> [What to do]: From the listing below, extract every line containing "タウンワーク".

START Records for this exercise

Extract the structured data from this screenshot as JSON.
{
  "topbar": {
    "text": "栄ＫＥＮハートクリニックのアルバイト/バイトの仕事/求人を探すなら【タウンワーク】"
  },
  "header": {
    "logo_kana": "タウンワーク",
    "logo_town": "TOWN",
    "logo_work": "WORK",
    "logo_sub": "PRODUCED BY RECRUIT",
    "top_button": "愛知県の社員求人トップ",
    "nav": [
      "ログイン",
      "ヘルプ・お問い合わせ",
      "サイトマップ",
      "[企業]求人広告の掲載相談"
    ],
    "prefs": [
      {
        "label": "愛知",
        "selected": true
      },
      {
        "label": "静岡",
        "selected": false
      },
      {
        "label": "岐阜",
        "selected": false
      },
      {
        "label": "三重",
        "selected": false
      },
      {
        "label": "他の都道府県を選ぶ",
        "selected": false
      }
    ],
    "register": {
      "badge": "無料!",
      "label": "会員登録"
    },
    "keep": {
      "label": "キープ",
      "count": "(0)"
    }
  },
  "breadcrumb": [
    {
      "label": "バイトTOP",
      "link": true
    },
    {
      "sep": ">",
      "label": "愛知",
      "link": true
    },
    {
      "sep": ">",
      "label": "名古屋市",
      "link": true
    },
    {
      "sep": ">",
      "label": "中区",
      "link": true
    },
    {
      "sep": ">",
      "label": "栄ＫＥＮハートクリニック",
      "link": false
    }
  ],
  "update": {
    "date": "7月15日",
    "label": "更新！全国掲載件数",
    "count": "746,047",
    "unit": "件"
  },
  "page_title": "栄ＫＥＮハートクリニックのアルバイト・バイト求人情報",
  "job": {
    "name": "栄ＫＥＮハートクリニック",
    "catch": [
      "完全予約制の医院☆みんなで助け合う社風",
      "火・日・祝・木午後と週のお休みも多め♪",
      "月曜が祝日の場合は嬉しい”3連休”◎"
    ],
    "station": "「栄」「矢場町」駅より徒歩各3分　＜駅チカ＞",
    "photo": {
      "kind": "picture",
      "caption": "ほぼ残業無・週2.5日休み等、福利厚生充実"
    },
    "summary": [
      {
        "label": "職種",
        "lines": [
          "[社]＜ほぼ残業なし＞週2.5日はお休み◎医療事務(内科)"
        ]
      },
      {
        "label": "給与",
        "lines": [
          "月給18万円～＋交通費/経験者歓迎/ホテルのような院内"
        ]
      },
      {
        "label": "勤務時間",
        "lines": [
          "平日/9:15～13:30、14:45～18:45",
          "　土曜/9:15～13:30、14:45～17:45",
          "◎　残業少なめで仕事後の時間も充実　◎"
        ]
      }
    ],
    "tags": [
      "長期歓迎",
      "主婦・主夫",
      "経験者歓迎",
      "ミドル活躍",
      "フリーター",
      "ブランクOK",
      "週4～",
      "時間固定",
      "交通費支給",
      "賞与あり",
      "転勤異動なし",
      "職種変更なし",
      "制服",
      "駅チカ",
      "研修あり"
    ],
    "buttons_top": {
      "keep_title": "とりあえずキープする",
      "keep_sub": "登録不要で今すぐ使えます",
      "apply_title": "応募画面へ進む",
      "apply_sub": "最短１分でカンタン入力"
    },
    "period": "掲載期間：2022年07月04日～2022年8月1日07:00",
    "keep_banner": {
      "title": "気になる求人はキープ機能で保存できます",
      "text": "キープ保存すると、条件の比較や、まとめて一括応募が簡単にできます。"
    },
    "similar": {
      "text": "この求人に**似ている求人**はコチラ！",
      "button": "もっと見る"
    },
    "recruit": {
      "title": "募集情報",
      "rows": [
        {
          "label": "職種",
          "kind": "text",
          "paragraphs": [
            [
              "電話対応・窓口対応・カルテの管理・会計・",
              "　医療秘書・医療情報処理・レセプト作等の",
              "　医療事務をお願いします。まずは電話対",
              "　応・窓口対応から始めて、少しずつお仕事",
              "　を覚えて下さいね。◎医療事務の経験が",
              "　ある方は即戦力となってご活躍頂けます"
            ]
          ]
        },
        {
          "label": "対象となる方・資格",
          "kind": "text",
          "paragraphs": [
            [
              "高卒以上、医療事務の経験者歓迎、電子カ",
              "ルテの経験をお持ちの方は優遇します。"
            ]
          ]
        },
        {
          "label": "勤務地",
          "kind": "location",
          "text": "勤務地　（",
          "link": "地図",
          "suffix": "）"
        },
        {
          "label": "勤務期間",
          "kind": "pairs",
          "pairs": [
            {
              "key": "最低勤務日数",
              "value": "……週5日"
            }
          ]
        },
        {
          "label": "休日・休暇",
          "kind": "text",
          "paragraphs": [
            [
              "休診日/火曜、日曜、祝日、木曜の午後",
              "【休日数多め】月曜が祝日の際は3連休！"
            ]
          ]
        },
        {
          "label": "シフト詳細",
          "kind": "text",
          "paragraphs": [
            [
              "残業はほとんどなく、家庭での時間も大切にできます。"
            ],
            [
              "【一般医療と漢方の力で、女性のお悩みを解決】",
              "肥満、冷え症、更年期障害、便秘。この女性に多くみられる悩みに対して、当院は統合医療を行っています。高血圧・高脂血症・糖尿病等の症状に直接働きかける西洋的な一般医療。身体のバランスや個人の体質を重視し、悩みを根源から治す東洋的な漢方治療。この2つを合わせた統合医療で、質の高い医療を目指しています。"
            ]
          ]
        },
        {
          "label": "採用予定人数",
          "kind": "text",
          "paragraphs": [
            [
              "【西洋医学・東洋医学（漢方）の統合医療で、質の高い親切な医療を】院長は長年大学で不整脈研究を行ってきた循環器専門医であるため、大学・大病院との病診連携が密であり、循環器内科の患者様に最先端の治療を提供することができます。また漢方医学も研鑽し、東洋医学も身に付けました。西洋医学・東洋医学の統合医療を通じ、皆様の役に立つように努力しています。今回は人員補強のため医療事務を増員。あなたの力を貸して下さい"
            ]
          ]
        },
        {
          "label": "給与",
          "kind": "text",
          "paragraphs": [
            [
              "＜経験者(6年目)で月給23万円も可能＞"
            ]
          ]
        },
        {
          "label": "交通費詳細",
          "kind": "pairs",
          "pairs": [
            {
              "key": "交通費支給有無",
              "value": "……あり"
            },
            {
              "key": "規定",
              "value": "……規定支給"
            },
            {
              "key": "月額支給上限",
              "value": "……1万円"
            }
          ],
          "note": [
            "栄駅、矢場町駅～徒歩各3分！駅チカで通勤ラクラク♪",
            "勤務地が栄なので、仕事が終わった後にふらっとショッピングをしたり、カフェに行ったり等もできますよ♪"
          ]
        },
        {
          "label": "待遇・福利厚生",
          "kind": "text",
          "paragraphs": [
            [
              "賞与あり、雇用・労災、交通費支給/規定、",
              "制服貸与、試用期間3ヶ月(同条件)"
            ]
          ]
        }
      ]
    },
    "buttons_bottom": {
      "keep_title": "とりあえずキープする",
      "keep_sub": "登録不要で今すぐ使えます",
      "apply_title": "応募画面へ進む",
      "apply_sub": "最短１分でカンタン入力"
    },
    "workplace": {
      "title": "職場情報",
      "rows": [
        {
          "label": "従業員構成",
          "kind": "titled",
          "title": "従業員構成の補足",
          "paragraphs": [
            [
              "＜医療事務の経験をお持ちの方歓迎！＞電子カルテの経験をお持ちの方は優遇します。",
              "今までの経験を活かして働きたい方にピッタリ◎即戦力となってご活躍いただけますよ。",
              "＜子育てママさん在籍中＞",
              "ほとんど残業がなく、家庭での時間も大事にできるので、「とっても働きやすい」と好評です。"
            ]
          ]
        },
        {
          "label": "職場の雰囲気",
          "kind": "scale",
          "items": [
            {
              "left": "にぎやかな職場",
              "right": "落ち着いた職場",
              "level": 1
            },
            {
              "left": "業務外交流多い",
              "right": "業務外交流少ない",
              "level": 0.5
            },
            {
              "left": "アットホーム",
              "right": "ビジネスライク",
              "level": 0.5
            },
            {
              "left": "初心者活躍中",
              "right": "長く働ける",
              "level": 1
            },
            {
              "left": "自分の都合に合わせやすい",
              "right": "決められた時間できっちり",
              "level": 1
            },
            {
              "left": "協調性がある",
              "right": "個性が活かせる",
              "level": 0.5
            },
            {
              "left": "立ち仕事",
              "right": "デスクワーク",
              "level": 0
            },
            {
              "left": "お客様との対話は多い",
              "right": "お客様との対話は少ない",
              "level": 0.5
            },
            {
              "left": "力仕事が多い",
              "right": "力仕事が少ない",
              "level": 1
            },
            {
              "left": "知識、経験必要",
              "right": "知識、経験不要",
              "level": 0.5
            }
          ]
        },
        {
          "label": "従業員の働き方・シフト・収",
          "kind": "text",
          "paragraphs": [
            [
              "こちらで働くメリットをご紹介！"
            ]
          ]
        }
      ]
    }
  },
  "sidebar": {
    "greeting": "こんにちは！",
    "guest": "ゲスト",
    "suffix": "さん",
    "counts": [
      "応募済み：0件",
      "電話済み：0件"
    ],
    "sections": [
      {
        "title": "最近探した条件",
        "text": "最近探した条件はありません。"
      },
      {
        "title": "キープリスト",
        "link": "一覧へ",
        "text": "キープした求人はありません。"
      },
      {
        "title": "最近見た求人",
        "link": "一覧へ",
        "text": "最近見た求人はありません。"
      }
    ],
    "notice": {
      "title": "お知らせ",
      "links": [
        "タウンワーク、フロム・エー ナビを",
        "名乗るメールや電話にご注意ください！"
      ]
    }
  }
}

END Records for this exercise

> [Answer box]:
    "text": "栄ＫＥＮハートクリニックのアルバイト/バイトの仕事/求人を探すなら【タウンワーク】"
    "logo_kana": "タウンワーク",
        "タウンワーク、フロム・エー ナビを",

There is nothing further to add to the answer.